INFORMATION SUPPLIED:
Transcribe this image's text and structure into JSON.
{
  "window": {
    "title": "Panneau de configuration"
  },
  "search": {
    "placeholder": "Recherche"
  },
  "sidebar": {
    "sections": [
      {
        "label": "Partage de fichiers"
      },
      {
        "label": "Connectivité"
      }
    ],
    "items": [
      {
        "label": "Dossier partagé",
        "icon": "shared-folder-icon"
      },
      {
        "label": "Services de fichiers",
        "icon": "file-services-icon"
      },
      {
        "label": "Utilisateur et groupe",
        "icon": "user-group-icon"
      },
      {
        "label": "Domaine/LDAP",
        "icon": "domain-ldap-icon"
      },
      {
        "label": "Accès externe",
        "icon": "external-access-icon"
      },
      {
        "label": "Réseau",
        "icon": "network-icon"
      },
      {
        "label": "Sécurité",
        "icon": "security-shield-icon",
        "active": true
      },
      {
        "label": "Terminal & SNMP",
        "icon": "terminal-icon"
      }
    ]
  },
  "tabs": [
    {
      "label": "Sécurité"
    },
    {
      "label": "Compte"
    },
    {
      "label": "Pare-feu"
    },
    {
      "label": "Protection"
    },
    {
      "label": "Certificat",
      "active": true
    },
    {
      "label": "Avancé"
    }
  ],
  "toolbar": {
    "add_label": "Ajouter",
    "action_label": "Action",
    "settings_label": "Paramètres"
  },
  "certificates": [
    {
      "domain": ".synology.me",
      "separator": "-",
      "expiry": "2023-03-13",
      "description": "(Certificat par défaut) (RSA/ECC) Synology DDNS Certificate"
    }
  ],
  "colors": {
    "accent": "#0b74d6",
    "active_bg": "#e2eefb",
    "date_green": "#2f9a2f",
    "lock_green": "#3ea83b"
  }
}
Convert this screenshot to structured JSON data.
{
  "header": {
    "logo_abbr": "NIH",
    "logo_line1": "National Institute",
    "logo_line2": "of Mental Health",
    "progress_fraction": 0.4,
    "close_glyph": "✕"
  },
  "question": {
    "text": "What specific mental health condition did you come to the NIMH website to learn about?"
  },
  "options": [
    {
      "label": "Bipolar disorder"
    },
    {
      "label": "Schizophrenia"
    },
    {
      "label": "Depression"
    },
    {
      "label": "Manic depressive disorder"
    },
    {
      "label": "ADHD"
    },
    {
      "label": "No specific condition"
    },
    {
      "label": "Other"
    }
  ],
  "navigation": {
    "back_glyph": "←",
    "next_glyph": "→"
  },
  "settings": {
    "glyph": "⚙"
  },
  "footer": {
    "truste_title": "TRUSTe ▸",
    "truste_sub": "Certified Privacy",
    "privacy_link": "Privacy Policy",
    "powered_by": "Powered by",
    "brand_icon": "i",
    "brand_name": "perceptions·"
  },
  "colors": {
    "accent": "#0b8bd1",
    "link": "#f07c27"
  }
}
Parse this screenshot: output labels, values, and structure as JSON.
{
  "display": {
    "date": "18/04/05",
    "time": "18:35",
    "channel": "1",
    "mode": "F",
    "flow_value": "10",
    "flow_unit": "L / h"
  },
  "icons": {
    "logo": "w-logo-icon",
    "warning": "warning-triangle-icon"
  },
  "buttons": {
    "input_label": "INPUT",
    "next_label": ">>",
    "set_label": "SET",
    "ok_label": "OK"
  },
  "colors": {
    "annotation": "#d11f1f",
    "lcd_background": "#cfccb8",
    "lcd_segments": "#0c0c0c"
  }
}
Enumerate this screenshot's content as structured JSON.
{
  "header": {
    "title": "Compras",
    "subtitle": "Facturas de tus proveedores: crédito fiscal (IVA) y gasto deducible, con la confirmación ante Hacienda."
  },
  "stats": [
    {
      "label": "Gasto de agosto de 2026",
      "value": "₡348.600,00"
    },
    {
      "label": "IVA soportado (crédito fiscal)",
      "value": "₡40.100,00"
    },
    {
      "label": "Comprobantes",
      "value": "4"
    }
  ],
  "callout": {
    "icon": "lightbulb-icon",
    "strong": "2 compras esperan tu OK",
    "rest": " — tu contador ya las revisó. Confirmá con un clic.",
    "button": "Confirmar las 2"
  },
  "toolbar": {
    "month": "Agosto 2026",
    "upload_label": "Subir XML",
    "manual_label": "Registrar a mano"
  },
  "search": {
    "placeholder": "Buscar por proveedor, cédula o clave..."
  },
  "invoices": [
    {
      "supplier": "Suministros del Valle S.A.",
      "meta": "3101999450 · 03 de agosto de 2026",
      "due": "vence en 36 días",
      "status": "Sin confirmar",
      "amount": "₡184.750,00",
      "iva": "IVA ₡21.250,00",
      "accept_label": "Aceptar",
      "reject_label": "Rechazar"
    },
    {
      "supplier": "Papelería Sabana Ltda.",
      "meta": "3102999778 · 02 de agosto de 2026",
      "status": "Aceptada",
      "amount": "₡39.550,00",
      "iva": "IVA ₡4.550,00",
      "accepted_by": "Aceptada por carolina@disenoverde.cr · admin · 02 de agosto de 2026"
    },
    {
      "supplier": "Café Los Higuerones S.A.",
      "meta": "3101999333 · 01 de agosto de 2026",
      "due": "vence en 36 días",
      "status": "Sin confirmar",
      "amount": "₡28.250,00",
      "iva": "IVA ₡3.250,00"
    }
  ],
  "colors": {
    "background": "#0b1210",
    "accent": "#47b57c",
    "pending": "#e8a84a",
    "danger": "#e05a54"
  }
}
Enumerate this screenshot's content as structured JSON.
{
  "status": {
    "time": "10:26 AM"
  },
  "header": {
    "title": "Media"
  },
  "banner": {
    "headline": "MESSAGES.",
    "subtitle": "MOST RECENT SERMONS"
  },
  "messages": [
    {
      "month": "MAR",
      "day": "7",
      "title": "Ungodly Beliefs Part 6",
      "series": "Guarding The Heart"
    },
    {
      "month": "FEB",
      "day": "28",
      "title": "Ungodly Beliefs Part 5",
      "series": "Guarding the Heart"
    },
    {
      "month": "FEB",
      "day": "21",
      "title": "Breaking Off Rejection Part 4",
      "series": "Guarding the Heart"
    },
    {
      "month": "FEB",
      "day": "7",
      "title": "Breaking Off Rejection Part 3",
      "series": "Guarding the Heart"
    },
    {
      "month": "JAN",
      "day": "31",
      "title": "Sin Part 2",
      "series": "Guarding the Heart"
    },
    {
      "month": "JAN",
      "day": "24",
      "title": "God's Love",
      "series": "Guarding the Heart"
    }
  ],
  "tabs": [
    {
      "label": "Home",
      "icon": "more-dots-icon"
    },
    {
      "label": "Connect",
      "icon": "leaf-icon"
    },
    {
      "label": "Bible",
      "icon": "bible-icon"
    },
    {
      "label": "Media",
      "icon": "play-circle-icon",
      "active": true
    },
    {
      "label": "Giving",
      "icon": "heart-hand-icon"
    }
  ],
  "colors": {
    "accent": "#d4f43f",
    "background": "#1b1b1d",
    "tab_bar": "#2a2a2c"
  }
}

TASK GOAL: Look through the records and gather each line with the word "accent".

RESPONSE TO THIS EXERCISE:
    "accent": "#0b74d6",
    "accent": "#0b8bd1",
    "accent": "#47b57c",
    "accent": "#d4f43f",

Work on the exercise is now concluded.